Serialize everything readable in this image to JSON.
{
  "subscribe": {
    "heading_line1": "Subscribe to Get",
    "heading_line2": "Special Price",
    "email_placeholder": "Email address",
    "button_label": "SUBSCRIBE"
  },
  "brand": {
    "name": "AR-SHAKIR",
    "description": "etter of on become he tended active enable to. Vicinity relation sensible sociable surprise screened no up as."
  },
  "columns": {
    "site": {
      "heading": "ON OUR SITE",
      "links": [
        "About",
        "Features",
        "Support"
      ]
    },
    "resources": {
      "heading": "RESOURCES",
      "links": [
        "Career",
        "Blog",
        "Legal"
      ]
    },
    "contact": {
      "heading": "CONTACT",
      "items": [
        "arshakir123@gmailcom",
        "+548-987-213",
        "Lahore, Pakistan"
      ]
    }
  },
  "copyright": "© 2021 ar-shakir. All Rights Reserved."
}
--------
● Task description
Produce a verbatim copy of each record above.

● Finished exercise
Serialize everything readable in this image to JSON.
{
  "subscribe": {
    "heading_line1": "Subscribe to Get",
    "heading_line2": "Special Price",
    "email_placeholder": "Email address",
    "button_label": "SUBSCRIBE"
  },
  "brand": {
    "name": "AR-SHAKIR",
    "description": "etter of on become he tended active enable to. Vicinity relation sensible sociable surprise screened no up as."
  },
  "columns": {
    "site": {
      "heading": "ON OUR SITE",
      "links": [
        "About",
        "Features",
        "Support"
      ]
    },
    "resources": {
      "heading": "RESOURCES",
      "links": [
        "Career",
        "Blog",
        "Legal"
      ]
    },
    "contact": {
      "heading": "CONTACT",
      "items": [
        "arshakir123@gmailcom",
        "+548-987-213",
        "Lahore, Pakistan"
      ]
    }
  },
  "copyright": "© 2021 ar-shakir. All Rights Reserved."
}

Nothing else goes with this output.